“I don’t think I have a favorite because it’s like — to me, it’s like comparing apples to oranges,” said Collinsworth. “These two players really could not be any more different at the position . . . Kelce is a little more new age and Gronk is a little more old school, but both are great players.”
Out of his zone
There was an interesting backand-forth between Patriots corner Stephon Gilmore and Jaguars corner Jalen Ramsey late last week. During a radio interview with 98.5 The Sports Hub, Gilmore dismissed Ramsey as a corner who primarily plays zone.
Ramsey, who has no problem ripping all sorts of offensive players — he believes Gronk is overrated — didn’t think it was appropriate for a fellow cornerback to toss a haymaker his way.
“I never understood why someone on the same side of the ball would hate another guy,” said Ramsey via the Florida TimesUnion. “I’m going to continue to do what the team asks for me to do, either man or zone. Maybe he should try it also — I’m All-Pro. Maybe I’m a threat or something. It’s lame, it’s corny. But that’s him, though. I play a good mix of both. I think everybody knows that.”
Gilmore said he wasn’t much for trash talking, but cited Ramsey’s personality, adding that he finds “a lot of guys that talk are mostly zone guys so they have a lot of energy to do that.” Zing!
After five games, Ramsey still doesn’t have an interception and only one pass breakup.
Respect for a rookie?
Texans defensive end Jadeveon Clowney gave Bills rookie quarterback Josh Allen some serious praise in the lead-up to their game today.
“He doesn’t give up,” Clowney said. “He doesn’t quit on any play.

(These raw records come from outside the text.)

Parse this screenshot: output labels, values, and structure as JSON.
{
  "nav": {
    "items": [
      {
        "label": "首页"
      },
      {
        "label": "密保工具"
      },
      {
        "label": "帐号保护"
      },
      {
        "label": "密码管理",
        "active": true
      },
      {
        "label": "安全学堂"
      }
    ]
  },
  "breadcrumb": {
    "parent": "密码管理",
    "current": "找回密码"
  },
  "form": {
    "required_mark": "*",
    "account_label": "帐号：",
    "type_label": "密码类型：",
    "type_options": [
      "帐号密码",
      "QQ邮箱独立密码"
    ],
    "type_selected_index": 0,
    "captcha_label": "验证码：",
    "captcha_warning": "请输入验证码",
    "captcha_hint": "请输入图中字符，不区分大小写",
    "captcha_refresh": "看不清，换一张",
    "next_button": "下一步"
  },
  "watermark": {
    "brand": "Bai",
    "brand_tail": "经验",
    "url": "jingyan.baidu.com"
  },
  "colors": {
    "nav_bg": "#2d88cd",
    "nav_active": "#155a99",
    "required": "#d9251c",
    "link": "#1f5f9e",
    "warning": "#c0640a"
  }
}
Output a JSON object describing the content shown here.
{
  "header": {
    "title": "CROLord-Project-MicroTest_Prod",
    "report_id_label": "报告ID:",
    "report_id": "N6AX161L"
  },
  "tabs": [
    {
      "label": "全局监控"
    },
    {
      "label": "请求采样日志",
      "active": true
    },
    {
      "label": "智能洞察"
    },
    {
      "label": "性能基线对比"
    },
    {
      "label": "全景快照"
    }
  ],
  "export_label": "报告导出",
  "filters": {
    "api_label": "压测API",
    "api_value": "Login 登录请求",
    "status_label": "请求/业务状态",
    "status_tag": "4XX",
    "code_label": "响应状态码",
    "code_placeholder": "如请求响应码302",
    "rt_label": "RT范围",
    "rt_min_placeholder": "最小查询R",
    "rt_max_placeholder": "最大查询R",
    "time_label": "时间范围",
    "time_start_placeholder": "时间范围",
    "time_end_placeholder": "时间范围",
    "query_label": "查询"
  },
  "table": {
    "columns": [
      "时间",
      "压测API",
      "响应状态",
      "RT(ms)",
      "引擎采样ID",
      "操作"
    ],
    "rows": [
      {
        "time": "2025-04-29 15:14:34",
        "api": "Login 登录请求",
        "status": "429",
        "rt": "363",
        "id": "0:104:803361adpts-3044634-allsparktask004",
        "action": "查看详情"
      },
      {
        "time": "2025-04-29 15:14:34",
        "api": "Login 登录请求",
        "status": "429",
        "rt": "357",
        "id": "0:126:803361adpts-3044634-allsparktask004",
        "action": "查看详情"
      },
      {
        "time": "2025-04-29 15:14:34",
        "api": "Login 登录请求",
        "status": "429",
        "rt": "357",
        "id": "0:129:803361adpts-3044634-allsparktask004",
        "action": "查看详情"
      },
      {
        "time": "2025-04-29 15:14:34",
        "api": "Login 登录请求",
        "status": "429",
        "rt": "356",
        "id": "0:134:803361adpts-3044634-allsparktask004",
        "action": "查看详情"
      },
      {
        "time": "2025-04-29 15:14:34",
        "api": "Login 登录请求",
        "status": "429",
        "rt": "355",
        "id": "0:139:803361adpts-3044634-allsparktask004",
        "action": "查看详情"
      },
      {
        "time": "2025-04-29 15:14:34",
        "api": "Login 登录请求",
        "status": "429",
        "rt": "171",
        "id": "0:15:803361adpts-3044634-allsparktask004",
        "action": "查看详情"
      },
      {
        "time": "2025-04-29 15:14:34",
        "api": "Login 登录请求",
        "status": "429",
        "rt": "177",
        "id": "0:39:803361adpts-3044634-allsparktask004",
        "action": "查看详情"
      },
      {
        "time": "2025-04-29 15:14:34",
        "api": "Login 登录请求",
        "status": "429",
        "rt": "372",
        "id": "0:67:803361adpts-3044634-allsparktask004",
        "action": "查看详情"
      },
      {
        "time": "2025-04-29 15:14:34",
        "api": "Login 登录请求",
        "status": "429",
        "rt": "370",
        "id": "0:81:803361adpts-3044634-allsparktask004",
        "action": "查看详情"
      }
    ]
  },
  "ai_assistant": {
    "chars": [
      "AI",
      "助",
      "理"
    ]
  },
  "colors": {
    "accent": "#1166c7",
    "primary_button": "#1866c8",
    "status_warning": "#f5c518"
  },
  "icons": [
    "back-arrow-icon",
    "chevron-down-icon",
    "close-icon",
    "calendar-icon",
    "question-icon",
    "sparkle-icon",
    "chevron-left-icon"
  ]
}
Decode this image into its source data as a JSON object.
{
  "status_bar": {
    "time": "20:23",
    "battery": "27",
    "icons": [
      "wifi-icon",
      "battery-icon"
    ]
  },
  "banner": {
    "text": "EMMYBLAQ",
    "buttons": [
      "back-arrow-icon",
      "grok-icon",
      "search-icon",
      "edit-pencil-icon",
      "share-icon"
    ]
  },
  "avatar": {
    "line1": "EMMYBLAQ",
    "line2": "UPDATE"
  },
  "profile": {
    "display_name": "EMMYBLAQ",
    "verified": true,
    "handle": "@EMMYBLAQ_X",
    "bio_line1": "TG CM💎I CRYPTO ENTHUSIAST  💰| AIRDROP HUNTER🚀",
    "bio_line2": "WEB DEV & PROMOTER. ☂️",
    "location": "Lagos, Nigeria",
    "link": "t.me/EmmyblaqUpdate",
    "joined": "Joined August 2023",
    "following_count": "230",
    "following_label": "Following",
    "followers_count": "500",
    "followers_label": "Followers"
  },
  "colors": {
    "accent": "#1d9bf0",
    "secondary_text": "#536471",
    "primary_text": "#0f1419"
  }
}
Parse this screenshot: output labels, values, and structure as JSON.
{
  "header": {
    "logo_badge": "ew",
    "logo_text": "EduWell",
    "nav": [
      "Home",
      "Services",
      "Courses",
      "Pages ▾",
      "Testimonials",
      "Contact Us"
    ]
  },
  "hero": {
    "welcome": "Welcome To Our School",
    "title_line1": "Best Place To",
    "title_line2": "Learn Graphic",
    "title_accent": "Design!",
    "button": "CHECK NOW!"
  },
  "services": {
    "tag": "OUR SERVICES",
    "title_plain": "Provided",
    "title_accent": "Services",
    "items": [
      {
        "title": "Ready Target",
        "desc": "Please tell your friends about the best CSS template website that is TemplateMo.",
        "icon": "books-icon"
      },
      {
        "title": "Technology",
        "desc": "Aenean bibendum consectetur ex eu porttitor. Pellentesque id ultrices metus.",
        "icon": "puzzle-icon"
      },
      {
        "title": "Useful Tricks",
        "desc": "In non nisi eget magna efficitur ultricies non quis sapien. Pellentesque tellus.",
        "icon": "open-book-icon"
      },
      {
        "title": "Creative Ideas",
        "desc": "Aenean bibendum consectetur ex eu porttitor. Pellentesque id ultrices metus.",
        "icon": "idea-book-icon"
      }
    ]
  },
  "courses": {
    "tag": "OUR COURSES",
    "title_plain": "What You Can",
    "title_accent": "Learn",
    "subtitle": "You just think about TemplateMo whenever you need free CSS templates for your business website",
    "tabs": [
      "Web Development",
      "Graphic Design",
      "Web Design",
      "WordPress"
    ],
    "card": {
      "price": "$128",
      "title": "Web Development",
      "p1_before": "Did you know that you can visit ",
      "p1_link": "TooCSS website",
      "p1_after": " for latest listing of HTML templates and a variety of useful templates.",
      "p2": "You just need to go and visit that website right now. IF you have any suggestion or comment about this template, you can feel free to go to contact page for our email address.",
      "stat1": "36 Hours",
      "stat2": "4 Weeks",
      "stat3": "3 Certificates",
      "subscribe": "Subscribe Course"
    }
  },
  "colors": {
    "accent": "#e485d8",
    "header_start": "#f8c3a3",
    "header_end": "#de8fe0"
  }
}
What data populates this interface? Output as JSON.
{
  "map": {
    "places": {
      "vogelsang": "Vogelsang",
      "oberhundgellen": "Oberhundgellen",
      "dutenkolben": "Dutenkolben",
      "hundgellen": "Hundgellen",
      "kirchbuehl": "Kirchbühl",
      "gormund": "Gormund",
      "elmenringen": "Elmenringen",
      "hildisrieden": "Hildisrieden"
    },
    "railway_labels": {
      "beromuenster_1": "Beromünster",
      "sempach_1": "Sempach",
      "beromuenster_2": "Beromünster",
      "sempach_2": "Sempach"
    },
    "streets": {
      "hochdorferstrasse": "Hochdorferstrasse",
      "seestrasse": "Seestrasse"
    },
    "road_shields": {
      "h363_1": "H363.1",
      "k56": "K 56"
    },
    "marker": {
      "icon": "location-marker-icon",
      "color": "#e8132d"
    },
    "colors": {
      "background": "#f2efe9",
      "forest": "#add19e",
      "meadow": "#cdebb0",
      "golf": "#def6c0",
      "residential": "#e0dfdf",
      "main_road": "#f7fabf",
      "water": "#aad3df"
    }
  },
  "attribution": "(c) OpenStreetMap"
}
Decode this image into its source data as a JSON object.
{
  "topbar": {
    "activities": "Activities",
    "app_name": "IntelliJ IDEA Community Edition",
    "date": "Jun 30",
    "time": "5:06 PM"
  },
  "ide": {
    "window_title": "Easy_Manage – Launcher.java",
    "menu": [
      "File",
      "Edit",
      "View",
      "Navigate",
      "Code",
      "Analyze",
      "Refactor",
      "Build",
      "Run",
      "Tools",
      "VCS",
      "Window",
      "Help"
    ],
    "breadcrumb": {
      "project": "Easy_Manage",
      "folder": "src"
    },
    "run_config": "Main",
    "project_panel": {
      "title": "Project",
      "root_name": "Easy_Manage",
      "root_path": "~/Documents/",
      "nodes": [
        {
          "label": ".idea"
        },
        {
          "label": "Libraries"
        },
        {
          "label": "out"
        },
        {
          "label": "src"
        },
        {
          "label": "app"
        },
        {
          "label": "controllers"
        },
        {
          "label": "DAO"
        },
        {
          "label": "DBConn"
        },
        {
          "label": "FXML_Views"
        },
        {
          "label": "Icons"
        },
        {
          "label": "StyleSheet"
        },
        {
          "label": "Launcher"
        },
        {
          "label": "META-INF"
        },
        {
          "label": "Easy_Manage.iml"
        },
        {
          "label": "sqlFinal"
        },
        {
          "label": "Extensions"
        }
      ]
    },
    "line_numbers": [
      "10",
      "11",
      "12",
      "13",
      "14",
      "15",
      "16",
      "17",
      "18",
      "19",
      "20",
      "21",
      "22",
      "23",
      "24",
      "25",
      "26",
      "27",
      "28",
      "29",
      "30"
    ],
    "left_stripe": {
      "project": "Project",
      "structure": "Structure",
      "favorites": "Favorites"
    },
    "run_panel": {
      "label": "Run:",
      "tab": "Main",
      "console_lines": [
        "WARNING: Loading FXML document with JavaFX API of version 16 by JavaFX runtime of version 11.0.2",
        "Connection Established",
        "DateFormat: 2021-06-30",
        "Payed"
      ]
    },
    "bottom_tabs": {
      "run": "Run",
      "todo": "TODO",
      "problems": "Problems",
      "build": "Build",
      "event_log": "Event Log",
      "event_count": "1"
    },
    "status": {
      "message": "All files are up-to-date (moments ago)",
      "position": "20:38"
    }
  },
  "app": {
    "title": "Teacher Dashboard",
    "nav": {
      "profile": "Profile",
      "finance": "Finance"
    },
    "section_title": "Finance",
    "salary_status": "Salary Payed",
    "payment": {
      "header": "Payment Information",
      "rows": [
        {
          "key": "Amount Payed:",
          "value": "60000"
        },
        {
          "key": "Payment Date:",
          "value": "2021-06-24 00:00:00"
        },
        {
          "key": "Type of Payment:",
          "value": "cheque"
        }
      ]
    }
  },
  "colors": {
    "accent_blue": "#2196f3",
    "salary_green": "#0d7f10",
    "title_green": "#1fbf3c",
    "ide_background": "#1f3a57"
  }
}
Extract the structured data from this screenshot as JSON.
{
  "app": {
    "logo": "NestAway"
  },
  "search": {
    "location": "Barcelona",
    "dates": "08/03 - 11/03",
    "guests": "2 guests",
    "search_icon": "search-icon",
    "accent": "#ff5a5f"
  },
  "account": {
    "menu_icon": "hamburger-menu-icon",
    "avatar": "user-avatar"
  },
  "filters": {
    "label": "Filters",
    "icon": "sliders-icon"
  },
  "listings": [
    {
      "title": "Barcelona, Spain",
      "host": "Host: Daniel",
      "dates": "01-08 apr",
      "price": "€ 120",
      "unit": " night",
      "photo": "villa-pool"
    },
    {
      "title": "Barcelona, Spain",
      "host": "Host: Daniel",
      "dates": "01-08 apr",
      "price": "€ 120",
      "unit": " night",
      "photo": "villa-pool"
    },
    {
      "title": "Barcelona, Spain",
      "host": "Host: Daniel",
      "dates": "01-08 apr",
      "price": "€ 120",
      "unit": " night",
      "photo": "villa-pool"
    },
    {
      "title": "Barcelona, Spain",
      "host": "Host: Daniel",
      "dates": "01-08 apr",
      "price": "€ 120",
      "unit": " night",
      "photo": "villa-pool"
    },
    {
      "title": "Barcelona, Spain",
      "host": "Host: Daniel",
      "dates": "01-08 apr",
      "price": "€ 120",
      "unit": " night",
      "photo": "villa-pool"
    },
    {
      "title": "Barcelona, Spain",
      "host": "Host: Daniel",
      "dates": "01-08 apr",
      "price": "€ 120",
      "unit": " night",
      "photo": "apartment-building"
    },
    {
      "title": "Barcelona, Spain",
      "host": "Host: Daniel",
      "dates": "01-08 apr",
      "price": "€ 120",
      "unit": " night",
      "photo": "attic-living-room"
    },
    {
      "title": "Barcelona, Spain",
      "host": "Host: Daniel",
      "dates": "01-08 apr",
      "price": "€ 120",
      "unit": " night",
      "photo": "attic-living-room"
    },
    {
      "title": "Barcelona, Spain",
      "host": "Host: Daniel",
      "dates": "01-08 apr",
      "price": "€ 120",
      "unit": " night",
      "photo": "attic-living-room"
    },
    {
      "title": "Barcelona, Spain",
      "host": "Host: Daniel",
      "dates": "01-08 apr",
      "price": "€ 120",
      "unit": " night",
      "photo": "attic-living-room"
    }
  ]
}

He thinks he can make a play on every play. He’s the heart and soul of that team right now. When he goes, they go.”